### TASK TO CARRY OUT
Word for word, restate the lines from the one holding "Enumerate this screenshot's" through the end of the data below, including both endpoints and nothing more.

### INPUT
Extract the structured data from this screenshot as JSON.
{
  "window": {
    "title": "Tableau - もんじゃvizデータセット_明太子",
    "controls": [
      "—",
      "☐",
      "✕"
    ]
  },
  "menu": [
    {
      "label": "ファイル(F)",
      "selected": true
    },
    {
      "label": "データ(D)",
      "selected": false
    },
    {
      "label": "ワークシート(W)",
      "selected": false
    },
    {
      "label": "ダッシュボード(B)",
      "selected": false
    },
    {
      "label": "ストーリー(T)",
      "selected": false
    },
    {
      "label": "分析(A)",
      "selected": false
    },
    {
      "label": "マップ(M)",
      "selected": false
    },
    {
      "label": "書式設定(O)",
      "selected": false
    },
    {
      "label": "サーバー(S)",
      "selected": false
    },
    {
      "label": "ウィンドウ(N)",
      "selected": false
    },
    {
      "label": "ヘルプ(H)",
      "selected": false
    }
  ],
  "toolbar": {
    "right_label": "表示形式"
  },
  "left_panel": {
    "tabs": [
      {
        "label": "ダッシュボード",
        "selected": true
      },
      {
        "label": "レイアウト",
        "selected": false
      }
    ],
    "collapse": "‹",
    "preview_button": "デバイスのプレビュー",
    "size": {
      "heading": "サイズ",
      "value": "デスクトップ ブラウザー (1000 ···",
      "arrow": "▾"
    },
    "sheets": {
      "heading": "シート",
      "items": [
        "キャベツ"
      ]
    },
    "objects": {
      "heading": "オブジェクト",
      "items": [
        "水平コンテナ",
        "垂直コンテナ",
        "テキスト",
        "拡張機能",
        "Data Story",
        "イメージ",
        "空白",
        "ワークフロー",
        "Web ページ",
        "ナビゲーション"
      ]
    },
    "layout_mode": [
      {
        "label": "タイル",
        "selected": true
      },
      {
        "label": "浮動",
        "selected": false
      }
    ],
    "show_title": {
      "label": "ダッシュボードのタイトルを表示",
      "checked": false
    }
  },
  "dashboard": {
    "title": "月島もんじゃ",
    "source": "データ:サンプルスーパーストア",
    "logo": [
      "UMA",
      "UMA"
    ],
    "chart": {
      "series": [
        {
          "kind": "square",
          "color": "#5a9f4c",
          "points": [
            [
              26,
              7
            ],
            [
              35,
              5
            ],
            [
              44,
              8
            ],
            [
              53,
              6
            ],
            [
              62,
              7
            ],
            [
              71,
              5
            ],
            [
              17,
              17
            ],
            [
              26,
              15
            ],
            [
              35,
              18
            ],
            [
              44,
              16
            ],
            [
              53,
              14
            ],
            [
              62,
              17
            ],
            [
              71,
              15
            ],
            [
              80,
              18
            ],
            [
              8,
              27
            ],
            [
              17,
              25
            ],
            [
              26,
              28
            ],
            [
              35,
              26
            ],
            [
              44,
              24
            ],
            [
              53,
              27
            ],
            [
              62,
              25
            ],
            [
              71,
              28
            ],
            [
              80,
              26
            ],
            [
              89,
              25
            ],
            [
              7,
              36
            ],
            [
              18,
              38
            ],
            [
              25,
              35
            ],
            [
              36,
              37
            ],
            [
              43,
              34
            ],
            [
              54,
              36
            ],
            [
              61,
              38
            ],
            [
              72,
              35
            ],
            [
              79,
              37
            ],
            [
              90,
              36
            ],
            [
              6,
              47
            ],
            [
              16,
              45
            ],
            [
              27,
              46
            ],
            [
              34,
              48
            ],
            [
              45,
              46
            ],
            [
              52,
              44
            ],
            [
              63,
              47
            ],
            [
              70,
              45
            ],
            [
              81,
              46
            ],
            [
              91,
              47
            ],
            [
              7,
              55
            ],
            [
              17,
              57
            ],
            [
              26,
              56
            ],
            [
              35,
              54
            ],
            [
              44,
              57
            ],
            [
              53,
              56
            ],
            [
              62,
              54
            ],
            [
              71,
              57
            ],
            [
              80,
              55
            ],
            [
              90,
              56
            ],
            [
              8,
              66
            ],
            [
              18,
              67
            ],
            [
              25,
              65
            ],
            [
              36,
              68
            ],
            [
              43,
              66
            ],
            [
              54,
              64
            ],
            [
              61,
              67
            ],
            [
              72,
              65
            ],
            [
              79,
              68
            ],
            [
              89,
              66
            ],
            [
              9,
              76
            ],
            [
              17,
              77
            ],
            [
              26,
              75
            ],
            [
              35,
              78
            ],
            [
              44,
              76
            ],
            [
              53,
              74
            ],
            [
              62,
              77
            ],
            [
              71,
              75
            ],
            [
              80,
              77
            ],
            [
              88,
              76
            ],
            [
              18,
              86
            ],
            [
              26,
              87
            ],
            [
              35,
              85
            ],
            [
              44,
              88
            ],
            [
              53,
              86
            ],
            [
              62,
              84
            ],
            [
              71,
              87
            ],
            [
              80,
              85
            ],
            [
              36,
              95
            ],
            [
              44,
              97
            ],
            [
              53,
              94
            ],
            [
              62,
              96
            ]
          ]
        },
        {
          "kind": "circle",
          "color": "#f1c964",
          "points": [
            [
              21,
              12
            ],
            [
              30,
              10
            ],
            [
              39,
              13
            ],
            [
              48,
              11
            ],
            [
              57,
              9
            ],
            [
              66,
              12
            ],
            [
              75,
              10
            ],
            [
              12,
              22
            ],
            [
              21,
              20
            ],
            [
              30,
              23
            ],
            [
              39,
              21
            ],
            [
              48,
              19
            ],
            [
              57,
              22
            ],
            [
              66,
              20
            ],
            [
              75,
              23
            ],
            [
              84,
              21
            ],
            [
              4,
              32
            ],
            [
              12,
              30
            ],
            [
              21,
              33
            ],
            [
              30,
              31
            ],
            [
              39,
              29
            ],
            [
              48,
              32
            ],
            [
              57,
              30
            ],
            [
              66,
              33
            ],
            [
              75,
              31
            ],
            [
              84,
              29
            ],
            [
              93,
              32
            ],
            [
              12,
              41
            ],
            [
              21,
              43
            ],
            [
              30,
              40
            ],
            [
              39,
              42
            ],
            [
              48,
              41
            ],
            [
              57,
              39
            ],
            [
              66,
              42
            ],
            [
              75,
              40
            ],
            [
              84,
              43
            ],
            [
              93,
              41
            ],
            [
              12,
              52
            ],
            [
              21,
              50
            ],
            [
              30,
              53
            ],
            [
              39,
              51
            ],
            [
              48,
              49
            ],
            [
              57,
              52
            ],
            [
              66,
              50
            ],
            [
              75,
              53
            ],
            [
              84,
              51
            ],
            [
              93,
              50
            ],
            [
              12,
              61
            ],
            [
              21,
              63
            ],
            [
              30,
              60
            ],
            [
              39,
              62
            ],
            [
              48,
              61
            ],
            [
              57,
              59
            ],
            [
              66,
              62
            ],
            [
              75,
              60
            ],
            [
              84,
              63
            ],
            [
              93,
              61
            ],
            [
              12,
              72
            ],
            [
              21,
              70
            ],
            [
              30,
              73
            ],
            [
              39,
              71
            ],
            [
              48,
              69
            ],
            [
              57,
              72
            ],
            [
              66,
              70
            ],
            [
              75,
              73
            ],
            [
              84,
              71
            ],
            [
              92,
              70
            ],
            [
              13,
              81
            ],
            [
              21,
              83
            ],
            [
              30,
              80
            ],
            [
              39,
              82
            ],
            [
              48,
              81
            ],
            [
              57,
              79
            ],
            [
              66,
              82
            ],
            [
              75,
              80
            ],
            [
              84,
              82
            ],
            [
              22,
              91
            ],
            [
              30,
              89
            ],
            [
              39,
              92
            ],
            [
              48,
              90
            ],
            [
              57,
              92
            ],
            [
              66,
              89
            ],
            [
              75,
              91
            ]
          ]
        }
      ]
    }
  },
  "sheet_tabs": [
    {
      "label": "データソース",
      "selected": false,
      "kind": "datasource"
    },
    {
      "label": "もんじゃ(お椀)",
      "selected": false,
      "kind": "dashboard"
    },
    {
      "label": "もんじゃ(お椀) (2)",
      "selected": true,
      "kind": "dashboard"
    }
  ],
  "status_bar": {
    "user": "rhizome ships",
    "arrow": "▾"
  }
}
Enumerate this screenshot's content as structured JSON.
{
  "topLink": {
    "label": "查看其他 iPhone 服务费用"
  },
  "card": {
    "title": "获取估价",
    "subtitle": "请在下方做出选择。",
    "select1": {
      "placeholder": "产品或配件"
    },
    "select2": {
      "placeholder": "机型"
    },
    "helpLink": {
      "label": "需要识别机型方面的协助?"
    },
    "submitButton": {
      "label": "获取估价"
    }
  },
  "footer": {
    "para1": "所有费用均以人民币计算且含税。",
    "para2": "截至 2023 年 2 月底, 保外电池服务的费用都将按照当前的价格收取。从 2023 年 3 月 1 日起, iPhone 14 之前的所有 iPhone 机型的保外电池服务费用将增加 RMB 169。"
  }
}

### WRITTEN ANSWER
Enumerate this screenshot's content as structured JSON.
{
  "topLink": {
    "label": "查看其他 iPhone 服务费用"
  },
  "card": {
    "title": "获取估价",
    "subtitle": "请在下方做出选择。",
    "select1": {
      "placeholder": "产品或配件"
    },
    "select2": {
      "placeholder": "机型"
    },
    "helpLink": {
      "label": "需要识别机型方面的协助?"
    },
    "submitButton": {
      "label": "获取估价"
    }
  },
  "footer": {
    "para1": "所有费用均以人民币计算且含税。",
    "para2": "截至 2023 年 2 月底, 保外电池服务的费用都将按照当前的价格收取。从 2023 年 3 月 1 日起, iPhone 14 之前的所有 iPhone 机型的保外电池服务费用将增加 RMB 169。"
  }
}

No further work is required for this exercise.